Other calorie-burning exercises include HIIT workouts, jumping rope, and swimming if running isn’t your thing.
HIIT is known as High-Intensity Interval Training, a method that involves high interval workouts for 30-second speed and 1-minute rest intervals.
Depending on your interests and fitness level, you can undertake any combination of these exercises.
Calorie Burning Myths?
All calories are the same. It’s not common knowledge that “a calorie is a calorie,” which means your body processes all calories in the same way, no matter where they come from.
But hold on: 100 calories of chocolate cake and 100 calories of vegetables are not the same thing.
According to a 2010 study published in the health journal Food & Nutrition Research, your body burns roughly 50% more calories after eating a meal rich in whole foods than after eating a comparable meal rich in processed foods.
During the production process, foods are broken down and stripped of nutrients to enable them to undergo digestion.
Whole foods, on the other hand, such as multigrain bread, apples, or zucchini, include good-for-you elements like fiber, which force the body to work extra to break down, momentarily speeding up metabolism.
You should only do cardio if you want to reduce weight. When it comes to losing weight, many of us immediately think of sweating it out by running or cycling.
Building lean muscle increases your metabolism, allowing you to burn more calories while doing anything, including sitting at your desk.
However, this does not imply you should stop doing cardio. Cardio activities keep your heart healthy and burn a lot of calories in a short amount of time.
Sweating makes you lose water weight; this may seem like a faster route to lose weight. However, this is not a healthy way to lose those extra pounds.
To lose overall weight, you can incorporate a healthy lifestyle and a diet of whole foods, and regular workouts.
Healthline: Does Sweating Help You Burn More Calories?

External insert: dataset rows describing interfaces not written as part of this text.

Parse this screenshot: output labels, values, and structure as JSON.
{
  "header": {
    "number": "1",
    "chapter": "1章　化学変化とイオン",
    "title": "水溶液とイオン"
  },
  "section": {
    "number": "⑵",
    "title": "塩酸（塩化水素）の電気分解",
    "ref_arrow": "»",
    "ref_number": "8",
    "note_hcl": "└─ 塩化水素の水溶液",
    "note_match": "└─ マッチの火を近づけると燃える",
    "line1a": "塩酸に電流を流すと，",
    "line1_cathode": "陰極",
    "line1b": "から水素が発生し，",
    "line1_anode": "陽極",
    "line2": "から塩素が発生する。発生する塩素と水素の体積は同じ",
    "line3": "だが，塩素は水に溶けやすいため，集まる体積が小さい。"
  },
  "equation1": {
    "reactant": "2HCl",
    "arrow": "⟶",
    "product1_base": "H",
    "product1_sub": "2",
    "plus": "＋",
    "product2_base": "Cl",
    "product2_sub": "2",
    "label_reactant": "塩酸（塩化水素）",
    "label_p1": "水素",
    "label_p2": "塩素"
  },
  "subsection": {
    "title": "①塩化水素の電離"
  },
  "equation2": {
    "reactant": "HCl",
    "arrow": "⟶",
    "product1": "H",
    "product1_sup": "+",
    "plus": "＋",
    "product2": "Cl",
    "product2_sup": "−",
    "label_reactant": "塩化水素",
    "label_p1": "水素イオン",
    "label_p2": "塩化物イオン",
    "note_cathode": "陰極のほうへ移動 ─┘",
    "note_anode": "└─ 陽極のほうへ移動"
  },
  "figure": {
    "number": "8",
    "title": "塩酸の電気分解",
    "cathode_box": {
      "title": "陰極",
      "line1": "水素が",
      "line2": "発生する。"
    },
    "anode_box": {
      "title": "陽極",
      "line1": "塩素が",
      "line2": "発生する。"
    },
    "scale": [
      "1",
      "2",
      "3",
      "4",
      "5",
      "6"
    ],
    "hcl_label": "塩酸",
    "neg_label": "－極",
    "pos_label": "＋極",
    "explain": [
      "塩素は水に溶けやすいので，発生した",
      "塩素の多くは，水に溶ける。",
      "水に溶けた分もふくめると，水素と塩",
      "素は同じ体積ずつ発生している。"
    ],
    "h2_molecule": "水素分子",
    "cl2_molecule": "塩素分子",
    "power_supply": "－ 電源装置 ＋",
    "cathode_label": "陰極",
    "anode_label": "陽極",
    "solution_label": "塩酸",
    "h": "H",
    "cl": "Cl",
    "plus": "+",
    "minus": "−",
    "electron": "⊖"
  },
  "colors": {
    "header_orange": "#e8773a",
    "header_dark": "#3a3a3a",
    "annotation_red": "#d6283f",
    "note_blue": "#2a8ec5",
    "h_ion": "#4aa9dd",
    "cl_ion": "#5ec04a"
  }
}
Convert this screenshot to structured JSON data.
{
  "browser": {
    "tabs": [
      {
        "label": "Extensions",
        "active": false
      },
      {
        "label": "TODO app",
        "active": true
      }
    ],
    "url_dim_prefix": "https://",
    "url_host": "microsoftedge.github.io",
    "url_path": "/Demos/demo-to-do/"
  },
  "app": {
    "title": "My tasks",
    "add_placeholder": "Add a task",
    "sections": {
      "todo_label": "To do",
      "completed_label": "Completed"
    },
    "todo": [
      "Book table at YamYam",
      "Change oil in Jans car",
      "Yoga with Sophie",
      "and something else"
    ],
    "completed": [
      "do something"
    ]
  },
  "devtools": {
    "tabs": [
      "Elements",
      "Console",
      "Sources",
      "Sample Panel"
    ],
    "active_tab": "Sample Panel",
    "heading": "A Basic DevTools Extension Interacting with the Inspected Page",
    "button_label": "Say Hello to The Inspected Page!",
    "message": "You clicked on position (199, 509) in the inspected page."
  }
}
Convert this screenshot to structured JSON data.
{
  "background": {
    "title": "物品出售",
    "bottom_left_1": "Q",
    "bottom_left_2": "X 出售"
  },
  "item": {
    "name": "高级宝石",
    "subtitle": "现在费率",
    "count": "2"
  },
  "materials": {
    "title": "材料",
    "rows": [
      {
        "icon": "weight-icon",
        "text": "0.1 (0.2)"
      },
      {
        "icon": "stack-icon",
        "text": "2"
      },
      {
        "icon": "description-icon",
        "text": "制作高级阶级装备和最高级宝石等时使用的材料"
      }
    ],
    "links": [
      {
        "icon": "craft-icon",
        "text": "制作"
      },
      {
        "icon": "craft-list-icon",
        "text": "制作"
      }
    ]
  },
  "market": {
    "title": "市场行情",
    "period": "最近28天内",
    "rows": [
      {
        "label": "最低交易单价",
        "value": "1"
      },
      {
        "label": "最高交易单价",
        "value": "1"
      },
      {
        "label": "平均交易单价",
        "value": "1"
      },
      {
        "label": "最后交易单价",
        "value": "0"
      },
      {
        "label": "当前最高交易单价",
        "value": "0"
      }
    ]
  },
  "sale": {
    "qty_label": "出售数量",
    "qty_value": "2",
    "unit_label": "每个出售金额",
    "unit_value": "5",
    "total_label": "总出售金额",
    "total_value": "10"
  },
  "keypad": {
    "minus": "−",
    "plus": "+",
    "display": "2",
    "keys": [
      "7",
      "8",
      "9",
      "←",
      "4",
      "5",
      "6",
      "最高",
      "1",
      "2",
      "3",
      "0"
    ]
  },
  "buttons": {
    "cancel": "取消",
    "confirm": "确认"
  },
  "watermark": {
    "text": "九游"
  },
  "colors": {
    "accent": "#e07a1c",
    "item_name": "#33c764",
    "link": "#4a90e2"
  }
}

Woman’s Day: 8 Calorie-Burning Myths Debunked
Harvard Health Publishing: Burning Calories Without Exercise
WebMD: Does More Sweat = A Better Workout?